The Tory dinner at the Goldsmith's Hall, on Saturday, was

a meg. nifieent affair. Among the company, were the Archbishop of Canter- bury, the Puke of Wellington, the Duke of Rutland, the Etat of Jersey, Lois Lyndhurst, Abinger, Stanley, Chandus, Sir Robert Peel, and a lung list of Tory Members of Parliament. The Duke of Wellington talked platitudes about his own services and the City of London. Lord Lyndhurst touched cautiously on politics-

" It had been thought by some that the House of Lords did not in present cit. cumstances take a part sufficiently active in national affairs, and that it would be for their own honour and to the advantage of the community if they soughtt larger share of influence titan they saw exercised in the Government of the Spite. It would be well, however, for those who entertained this opinion, to recollect that, according to the principles of the British constitution, the Housed Lurch was essentially a defensive body; and that its conduct ought to be appreciated with reference to this its true and legitimate character. It was the proper fano tion of the House of Lords to protect the established and beneficial institution' of the country against the rude hand of reckless innovation; and this imported function, ha might venture to say, they had well sustained. • ' ' A blunt time ago they heard much of a reform of the House of Lords, andel the necessity of converting the House of Lends into a second elective ber. But notion, of this kind lead entirely passed away ; and the House of Lords, as at presew constituted, enjoyed the suitable recompense of their fionness, re- solution, an I integrity, in the unbounded confidence, esteem, and affectiouof the People."

Sir Robert Peel, in reference to the position of his party, spoke in the same strain as Lord Mahon a few days before-

" It was true they were powerful and united.
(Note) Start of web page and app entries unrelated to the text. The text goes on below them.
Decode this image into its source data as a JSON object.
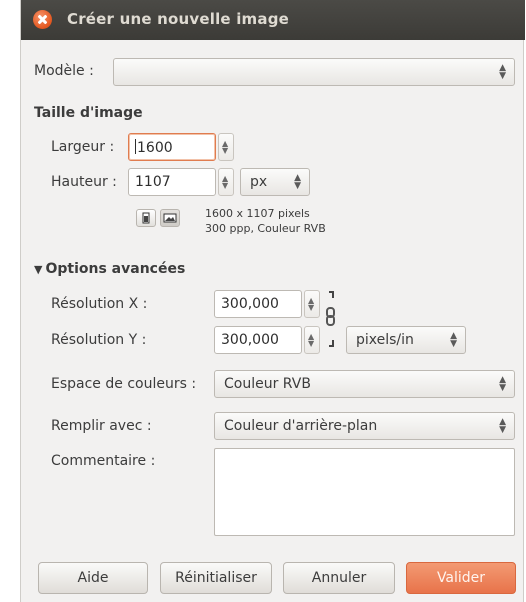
{
  "window": {
    "title": "Créer une nouvelle image"
  },
  "template": {
    "label": "Modèle :",
    "value": ""
  },
  "image_size": {
    "heading": "Taille d'image",
    "width_label": "Largeur :",
    "width_value": "1600",
    "height_label": "Hauteur :",
    "height_value": "1107",
    "unit": "px",
    "info_line1": "1600 x 1107 pixels",
    "info_line2": "300 ppp, Couleur RVB"
  },
  "advanced": {
    "heading": "Options avancées",
    "xres_label": "Résolution X :",
    "xres_value": "300,000",
    "yres_label": "Résolution Y :",
    "yres_value": "300,000",
    "res_unit": "pixels/in",
    "colorspace_label": "Espace de couleurs :",
    "colorspace_value": "Couleur RVB",
    "fill_label": "Remplir avec :",
    "fill_value": "Couleur d'arrière-plan",
    "comment_label": "Commentaire :",
    "comment_value": ""
  },
  "buttons": {
    "help": "Aide",
    "reset": "Réinitialiser",
    "cancel": "Annuler",
    "ok": "Valider"
  },
  "colors": {
    "accent": "#e8734a",
    "titlebar": "#3c3b37"
  }
}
In union with the majority of the House of Lords, they were strong enough to insure the safety of the coonz tion. If they were not sufficiently powerful to administer the governaiest of the country, (and upon that question he would not then offer any opinion,) they were at least powerful enough to withstand and to defeat any utaligoaat faction that would sap the foundations of the constitution." Lord Stanley declared his entire unity of opinion with Sir Robed Peel- " It afforded him the most sincere gratification to say, ant thee was 00 ques- tion of public policy present, or so far as human foresight could extend, toeome, with respect to which there did not exist between his right honourable friend and himself the most perfect and cordial unattirnity'.' (These words, says the Morning Post, were spoken with considerable emphasis, and they elicited a burst of acclamation such as we hare seldom witnessed in any assembly.)